Let’s turn from identity management to session management. Whenever a mobile device becomes active, the nearest Base Station initiates the establishment of a sequence of secure tunnels connecting the device back to the Mobile Core, which in turn bridges the RAN to the Internet. (You can find more details on this process here.) Support for mobility can then be understood as the process of re-establishing the tunnel(s) as the device moves throughout the RAN, where the Mobile Core’s user plane buffers in-flight data during the handover transition. This avoids dropped packets and subsequent end-to-end retransmissions, which may make sense for a voice call, but not necessarily for a TCP connection to a cloud service. As before, it may be time to apply the end-to-end argument to the cellular network’s architecture in light of today’s (and tomorrow’s) dominant use cases.

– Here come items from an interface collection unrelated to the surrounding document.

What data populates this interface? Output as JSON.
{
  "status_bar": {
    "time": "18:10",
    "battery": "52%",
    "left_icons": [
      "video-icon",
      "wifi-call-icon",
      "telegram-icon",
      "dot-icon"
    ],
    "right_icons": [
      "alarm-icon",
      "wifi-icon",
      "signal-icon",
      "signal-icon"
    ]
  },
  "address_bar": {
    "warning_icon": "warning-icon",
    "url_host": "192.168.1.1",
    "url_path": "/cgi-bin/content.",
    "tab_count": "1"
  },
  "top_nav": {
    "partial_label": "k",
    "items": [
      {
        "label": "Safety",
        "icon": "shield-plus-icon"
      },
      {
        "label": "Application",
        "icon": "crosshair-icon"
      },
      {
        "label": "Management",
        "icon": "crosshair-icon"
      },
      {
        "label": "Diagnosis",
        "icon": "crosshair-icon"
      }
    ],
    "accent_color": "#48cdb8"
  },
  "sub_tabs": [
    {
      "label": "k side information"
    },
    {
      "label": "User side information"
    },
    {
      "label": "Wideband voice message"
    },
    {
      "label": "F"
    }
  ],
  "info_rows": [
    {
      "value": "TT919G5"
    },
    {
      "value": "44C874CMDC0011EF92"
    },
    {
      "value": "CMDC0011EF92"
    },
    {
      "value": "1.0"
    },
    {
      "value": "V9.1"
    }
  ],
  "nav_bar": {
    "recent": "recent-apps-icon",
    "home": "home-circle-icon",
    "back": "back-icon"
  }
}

To complicate matters, sessions are of limited value. The 5G network maintains the session only when the same Mobile Core serves the device and only the Base Station changes. This is often the case for a device moving within some limited geographic region, but moving between regions—and hence, between Mobile Cores—is indistinguishable from power cycling the device. The device is assigned a new IP address and no attempt is made to buffer and subsequently deliver in-flight data. This is important because any time a device becomes inactive for a period of time, it also loses its session. A new session is established and a new IP address assigned when the device becomes active. Again, this makes sense for a voice call, but not necessarily for a typical broadband connection, or worse yet, for an IoT device that powers down as a normal course of events. It is also worth noting that cloud services are really good at accommodating clients who’s IP addresses change periodically (which is to say, when the relevant identity is at the application layer).
This is all to say that the cellular network’s approach, which can be traced to its roots as a connection-oriented voice network, is probably not how one would design the system today. Instead, we can use IP addresses as the globally routable identifier, lease IP addresses to often-sleeping and seldom-moving IoT devices, and depend on end-to-end protocols like TCP to retransmit packets dropped during handovers. Standardization and interoperability will still be needed to support global phone calls, but with the ability to implement voice calls entirely on top of IP, it’s not clear the Mobile Core is the right place to solve that problem. And even if it is, this could potentially be implemented as little more than legacy APIs supported for backward compatibility. In the long term, it will be interesting to see if 3GPP-defined sessions hold up well as the foundation for an architecture that fully incorporates cellular radio technology into the cloud.
We conclude by noting that while we have framed this discussion as a thought experiment, it illustrates the potential power of the software-defined architecture being embraced by 5G. With the Mobile Core in particular implemented as a set of micro-services, an incremental evolution that addresses the issues outlined here is not only feasible, but actually quite likely. This is because history teaches us that once a system is open and programmable, the dominant use cases will eventually correct for redundant mechanisms and sub-optimal design decisions.